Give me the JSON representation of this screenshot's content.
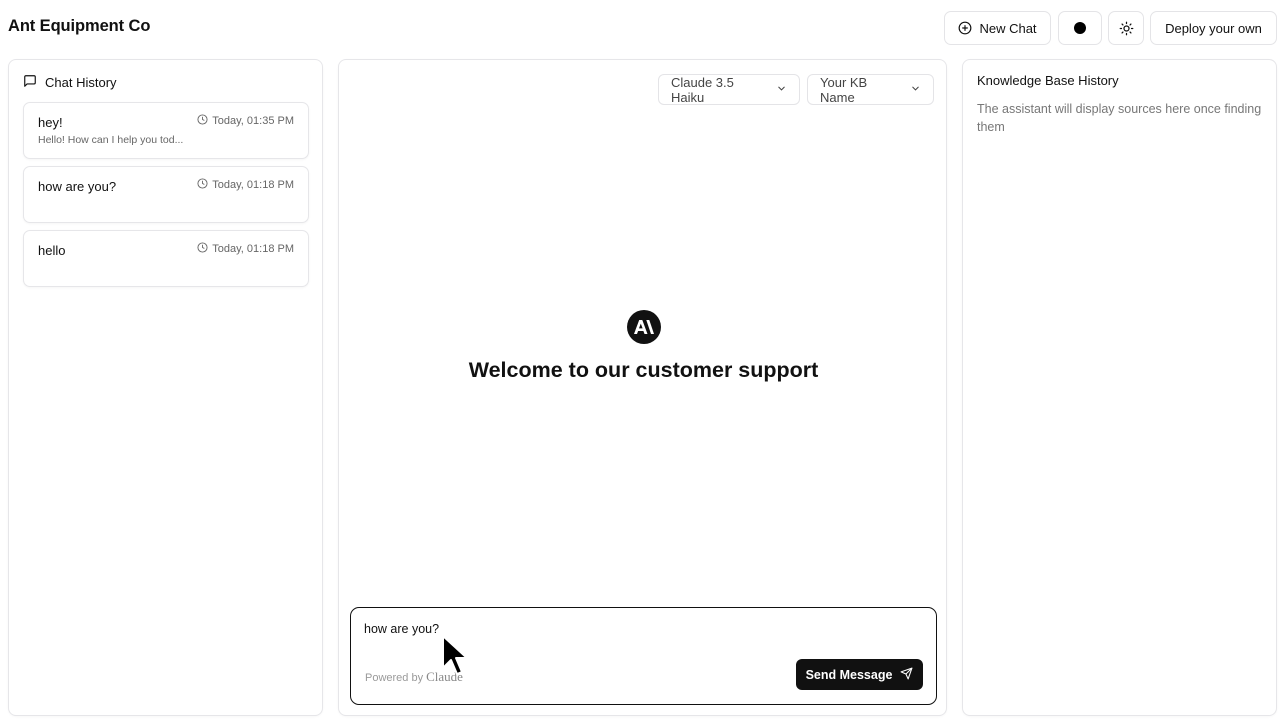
{
  "header": {
    "brand": "Ant Equipment Co",
    "new_chat_label": "New Chat",
    "deploy_label": "Deploy your own",
    "icons": {
      "new_chat": "plus-circle-icon",
      "theme_dot": "dot-icon",
      "theme_toggle": "sun-icon"
    }
  },
  "chat_history": {
    "title": "Chat History",
    "title_icon": "message-square-icon",
    "items": [
      {
        "title": "hey!",
        "timestamp": "Today, 01:35 PM",
        "preview": "Hello! How can I help you tod..."
      },
      {
        "title": "how are you?",
        "timestamp": "Today, 01:18 PM",
        "preview": ""
      },
      {
        "title": "hello",
        "timestamp": "Today, 01:18 PM",
        "preview": ""
      }
    ]
  },
  "main": {
    "model_select": "Claude 3.5 Haiku",
    "kb_select": "Your KB Name",
    "welcome": "Welcome to our customer support",
    "composer": {
      "value": "how are you?",
      "powered_by": "Powered by",
      "powered_brand": "Claude",
      "send_label": "Send Message"
    }
  },
  "knowledge_base": {
    "title": "Knowledge Base History",
    "empty_text": "The assistant will display sources here once finding them"
  },
  "colors": {
    "accent": "#111111",
    "border": "#e6e6e9",
    "muted_text": "#777777"
  }
}
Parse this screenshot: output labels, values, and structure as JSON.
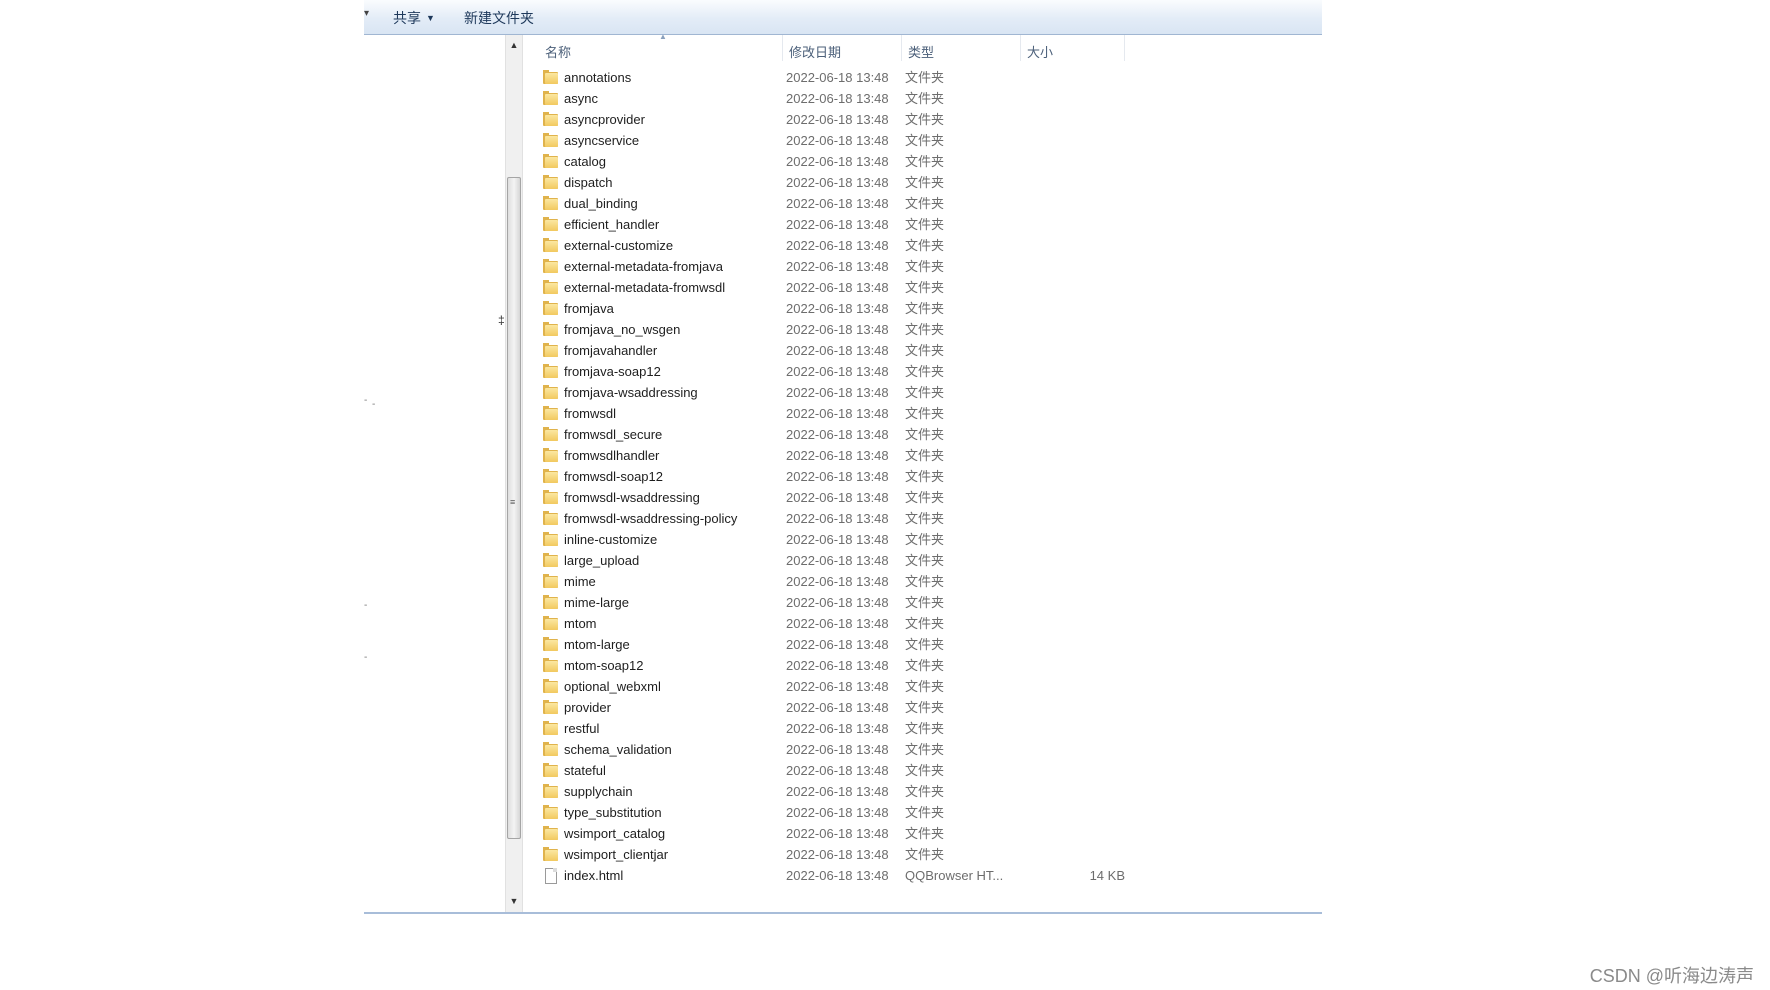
{
  "toolbar": {
    "share_label": "共享",
    "share_caret": "▼",
    "new_folder_label": "新建文件夹"
  },
  "columns": {
    "name": "名称",
    "modified": "修改日期",
    "type": "类型",
    "size": "大小"
  },
  "icons": {
    "folder": "folder-icon",
    "file": "file-icon",
    "scroll_up": "▲",
    "scroll_down": "▼"
  },
  "files": [
    {
      "name": "annotations",
      "modified": "2022-06-18 13:48",
      "type": "文件夹",
      "size": "",
      "kind": "folder"
    },
    {
      "name": "async",
      "modified": "2022-06-18 13:48",
      "type": "文件夹",
      "size": "",
      "kind": "folder"
    },
    {
      "name": "asyncprovider",
      "modified": "2022-06-18 13:48",
      "type": "文件夹",
      "size": "",
      "kind": "folder"
    },
    {
      "name": "asyncservice",
      "modified": "2022-06-18 13:48",
      "type": "文件夹",
      "size": "",
      "kind": "folder"
    },
    {
      "name": "catalog",
      "modified": "2022-06-18 13:48",
      "type": "文件夹",
      "size": "",
      "kind": "folder"
    },
    {
      "name": "dispatch",
      "modified": "2022-06-18 13:48",
      "type": "文件夹",
      "size": "",
      "kind": "folder"
    },
    {
      "name": "dual_binding",
      "modified": "2022-06-18 13:48",
      "type": "文件夹",
      "size": "",
      "kind": "folder"
    },
    {
      "name": "efficient_handler",
      "modified": "2022-06-18 13:48",
      "type": "文件夹",
      "size": "",
      "kind": "folder"
    },
    {
      "name": "external-customize",
      "modified": "2022-06-18 13:48",
      "type": "文件夹",
      "size": "",
      "kind": "folder"
    },
    {
      "name": "external-metadata-fromjava",
      "modified": "2022-06-18 13:48",
      "type": "文件夹",
      "size": "",
      "kind": "folder"
    },
    {
      "name": "external-metadata-fromwsdl",
      "modified": "2022-06-18 13:48",
      "type": "文件夹",
      "size": "",
      "kind": "folder"
    },
    {
      "name": "fromjava",
      "modified": "2022-06-18 13:48",
      "type": "文件夹",
      "size": "",
      "kind": "folder"
    },
    {
      "name": "fromjava_no_wsgen",
      "modified": "2022-06-18 13:48",
      "type": "文件夹",
      "size": "",
      "kind": "folder"
    },
    {
      "name": "fromjavahandler",
      "modified": "2022-06-18 13:48",
      "type": "文件夹",
      "size": "",
      "kind": "folder"
    },
    {
      "name": "fromjava-soap12",
      "modified": "2022-06-18 13:48",
      "type": "文件夹",
      "size": "",
      "kind": "folder"
    },
    {
      "name": "fromjava-wsaddressing",
      "modified": "2022-06-18 13:48",
      "type": "文件夹",
      "size": "",
      "kind": "folder"
    },
    {
      "name": "fromwsdl",
      "modified": "2022-06-18 13:48",
      "type": "文件夹",
      "size": "",
      "kind": "folder"
    },
    {
      "name": "fromwsdl_secure",
      "modified": "2022-06-18 13:48",
      "type": "文件夹",
      "size": "",
      "kind": "folder"
    },
    {
      "name": "fromwsdlhandler",
      "modified": "2022-06-18 13:48",
      "type": "文件夹",
      "size": "",
      "kind": "folder"
    },
    {
      "name": "fromwsdl-soap12",
      "modified": "2022-06-18 13:48",
      "type": "文件夹",
      "size": "",
      "kind": "folder"
    },
    {
      "name": "fromwsdl-wsaddressing",
      "modified": "2022-06-18 13:48",
      "type": "文件夹",
      "size": "",
      "kind": "folder"
    },
    {
      "name": "fromwsdl-wsaddressing-policy",
      "modified": "2022-06-18 13:48",
      "type": "文件夹",
      "size": "",
      "kind": "folder"
    },
    {
      "name": "inline-customize",
      "modified": "2022-06-18 13:48",
      "type": "文件夹",
      "size": "",
      "kind": "folder"
    },
    {
      "name": "large_upload",
      "modified": "2022-06-18 13:48",
      "type": "文件夹",
      "size": "",
      "kind": "folder"
    },
    {
      "name": "mime",
      "modified": "2022-06-18 13:48",
      "type": "文件夹",
      "size": "",
      "kind": "folder"
    },
    {
      "name": "mime-large",
      "modified": "2022-06-18 13:48",
      "type": "文件夹",
      "size": "",
      "kind": "folder"
    },
    {
      "name": "mtom",
      "modified": "2022-06-18 13:48",
      "type": "文件夹",
      "size": "",
      "kind": "folder"
    },
    {
      "name": "mtom-large",
      "modified": "2022-06-18 13:48",
      "type": "文件夹",
      "size": "",
      "kind": "folder"
    },
    {
      "name": "mtom-soap12",
      "modified": "2022-06-18 13:48",
      "type": "文件夹",
      "size": "",
      "kind": "folder"
    },
    {
      "name": "optional_webxml",
      "modified": "2022-06-18 13:48",
      "type": "文件夹",
      "size": "",
      "kind": "folder"
    },
    {
      "name": "provider",
      "modified": "2022-06-18 13:48",
      "type": "文件夹",
      "size": "",
      "kind": "folder"
    },
    {
      "name": "restful",
      "modified": "2022-06-18 13:48",
      "type": "文件夹",
      "size": "",
      "kind": "folder"
    },
    {
      "name": "schema_validation",
      "modified": "2022-06-18 13:48",
      "type": "文件夹",
      "size": "",
      "kind": "folder"
    },
    {
      "name": "stateful",
      "modified": "2022-06-18 13:48",
      "type": "文件夹",
      "size": "",
      "kind": "folder"
    },
    {
      "name": "supplychain",
      "modified": "2022-06-18 13:48",
      "type": "文件夹",
      "size": "",
      "kind": "folder"
    },
    {
      "name": "type_substitution",
      "modified": "2022-06-18 13:48",
      "type": "文件夹",
      "size": "",
      "kind": "folder"
    },
    {
      "name": "wsimport_catalog",
      "modified": "2022-06-18 13:48",
      "type": "文件夹",
      "size": "",
      "kind": "folder"
    },
    {
      "name": "wsimport_clientjar",
      "modified": "2022-06-18 13:48",
      "type": "文件夹",
      "size": "",
      "kind": "folder"
    },
    {
      "name": "index.html",
      "modified": "2022-06-18 13:48",
      "type": "QQBrowser HT...",
      "size": "14 KB",
      "kind": "file"
    }
  ],
  "watermark": "CSDN @听海边涛声",
  "colors": {
    "toolbar_text": "#1e395b",
    "folder": "#f2c95f",
    "border": "#a8bdd9"
  }
}
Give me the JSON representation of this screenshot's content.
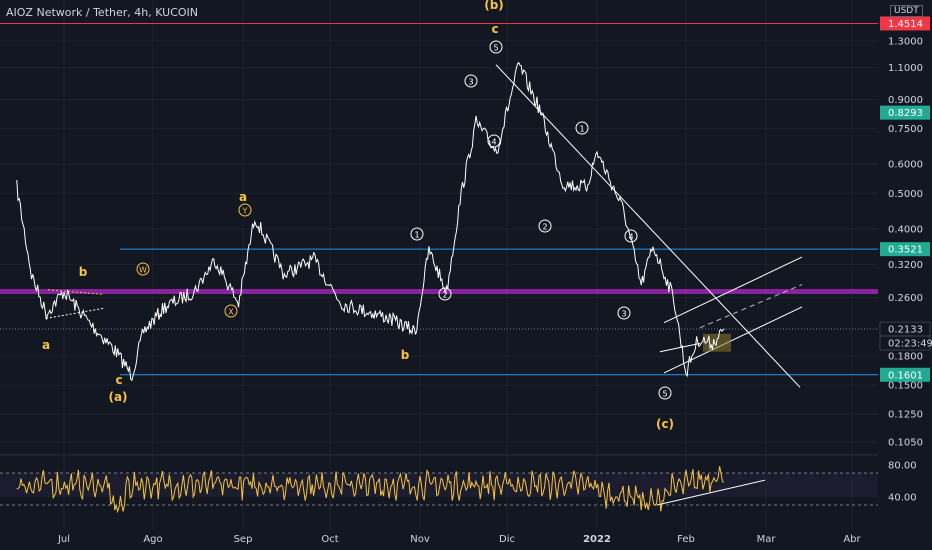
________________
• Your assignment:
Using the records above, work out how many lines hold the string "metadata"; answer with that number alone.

• Solution below:
2